“Let them say that we are trying to get an advantage. We are not trying to get an advantage. We are trying to get parity,” Putin said.

Sanctions

Putin also brushed off the sanctions regime imposed on Russia since 2014. “Russia has always been under sanctions, since the 19th and early 20th century,” Putin said, going on to add that, “Our economy has adapted… The goals of the sanctions are designed to restrain Russia and we are seen as a rival,” Putin said in reference to the Skripal poisoning sanctions.

“In 2008 the economy contracted by 7.8% but following the sanctions in 2014 the economy contracted by only 2.5%. The US Treasury Department says that only a third of this year’s contraction was due to the sanctions and the rest was due to the collapse in hydrocarbon prices. I think it is less than that. And there has been some benefits from sanctions.”

Russia has invested heavily into import substitution schemes — especially in agriculture which has leap forward. The self-imposed ban on EU agricultural imports came just as Russia had joined the WTO and promised to open its markets to EU imports. While Russia had become self-sufficient in grain and chicken meat, its pork and beef markets were still heavily dependent on imports and the domestic producers would not have been able to compete with the higher quality but lower priced EU imports.

The WTO accession deal phased in dropping tariffs on these products over eight years and a mad scramble had begun to grab market share before the fences came down. That all changed with the sanctions, which were in effect ultra strong protectionist measures, and the domestic market has flourished. Some of the sanctions hurt as cheese in particular famously disappeared from the shelves, but four years on Russia now has its own cheese industry. Progress has also been made in other sectors too; Putin pointed out that localisation of automotive parts in foreign-run factories in Russia is up to 75% in some cases and in other products — like chicken meat — Russia is now a net exporter. Russia is also now the third largest grain exporter in the world.

Ukraine

The press conference could not pass without commenting on Ukraine. Putin repeated his claims that the naval clash in the Sea of Azov on November 25 was a provocation by President Petro Poroshenko designed to boost his flagging ratings in the presidential election race due to happen on March 31 next year.

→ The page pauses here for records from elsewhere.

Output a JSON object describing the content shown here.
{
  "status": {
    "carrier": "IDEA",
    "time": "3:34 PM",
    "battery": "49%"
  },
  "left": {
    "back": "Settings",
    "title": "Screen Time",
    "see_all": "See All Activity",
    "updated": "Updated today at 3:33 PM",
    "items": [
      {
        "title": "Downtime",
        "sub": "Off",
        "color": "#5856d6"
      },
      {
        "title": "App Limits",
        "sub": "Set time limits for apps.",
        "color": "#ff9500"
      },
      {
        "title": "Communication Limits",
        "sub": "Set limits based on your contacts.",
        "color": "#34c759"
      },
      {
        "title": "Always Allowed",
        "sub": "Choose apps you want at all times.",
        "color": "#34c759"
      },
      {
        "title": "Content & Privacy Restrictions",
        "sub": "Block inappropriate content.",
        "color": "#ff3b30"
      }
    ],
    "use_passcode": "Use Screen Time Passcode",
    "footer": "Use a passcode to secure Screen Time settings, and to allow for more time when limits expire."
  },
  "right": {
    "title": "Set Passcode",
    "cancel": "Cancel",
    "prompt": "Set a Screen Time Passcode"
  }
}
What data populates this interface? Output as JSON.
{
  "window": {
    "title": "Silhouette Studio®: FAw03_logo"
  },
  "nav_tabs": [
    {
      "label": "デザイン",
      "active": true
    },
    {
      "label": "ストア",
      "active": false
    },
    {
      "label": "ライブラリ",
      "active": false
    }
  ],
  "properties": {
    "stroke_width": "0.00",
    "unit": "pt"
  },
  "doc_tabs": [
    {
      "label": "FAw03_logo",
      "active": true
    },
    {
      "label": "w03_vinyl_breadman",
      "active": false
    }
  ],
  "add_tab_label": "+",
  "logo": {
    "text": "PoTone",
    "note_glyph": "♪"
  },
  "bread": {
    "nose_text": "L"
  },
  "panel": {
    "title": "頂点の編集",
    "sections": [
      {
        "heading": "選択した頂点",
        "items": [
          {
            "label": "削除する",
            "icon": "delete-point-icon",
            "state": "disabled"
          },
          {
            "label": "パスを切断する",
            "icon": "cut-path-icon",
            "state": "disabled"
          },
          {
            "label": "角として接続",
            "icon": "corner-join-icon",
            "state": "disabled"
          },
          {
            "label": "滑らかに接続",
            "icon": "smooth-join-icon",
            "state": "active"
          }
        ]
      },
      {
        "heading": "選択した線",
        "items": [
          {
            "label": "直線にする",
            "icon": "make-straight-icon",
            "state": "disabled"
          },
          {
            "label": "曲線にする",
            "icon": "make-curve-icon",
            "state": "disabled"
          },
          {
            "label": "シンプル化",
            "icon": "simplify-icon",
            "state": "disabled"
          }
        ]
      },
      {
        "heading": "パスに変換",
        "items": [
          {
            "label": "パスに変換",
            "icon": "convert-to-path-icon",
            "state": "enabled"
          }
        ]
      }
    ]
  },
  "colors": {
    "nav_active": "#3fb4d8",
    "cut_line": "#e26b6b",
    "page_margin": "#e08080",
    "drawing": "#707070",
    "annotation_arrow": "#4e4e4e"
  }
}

While the west has lambasted Russia for the attack on three Ukrainian naval ships, the evidence that Russia was entirely to blame is inconclusive. bne IntelliNews suggested in a controversial op-ed that the idea of a provocation cannot be excluded. Moreover, bne IntelliNews has shown that talk of an imminent invasion of Ukraine by Russia is probably overblown.

Russia arrested the 24 sailors on the Ukrainian ships and while Putin suggested they will be returned to Ukraine, he added that not before they were put on trial in Russia, presumably on charges of violating Russia’s borders. While the details of the clash remain confused, even an investigation by Bellingcat found the Ukrainian vessels did enter Russia’s undisputed territorial waters and so can be charged with illegally crossing the border, although the attack on the vessels almost certainly happened in international waters while they were already in retreat.

Putin added a new element saying that the sailors were not supposed to survive the clash. “The sailors were not supposed to survive the incident. There are people in the Ukrainian elite that are angry that they are not dead.”

Stepping back from the emotive rhetoric, Putin played on the deep cultural and historical ties between Ukraine and Russia. The laws are being changed at the moment to make it easier for Ukrainians to obtain Russian citizenship. 

“How will we settle our relations? Who will be in power? That is not the main thing. It's a question of people. Ukraine is our main trade partner — despite everything — and the turnover is still growing. We have natural relations and ties. But in Kyiv as long as we have those that hate Russia and don't understand their own interests we will keep this abnormal situation.”

News

Dismiss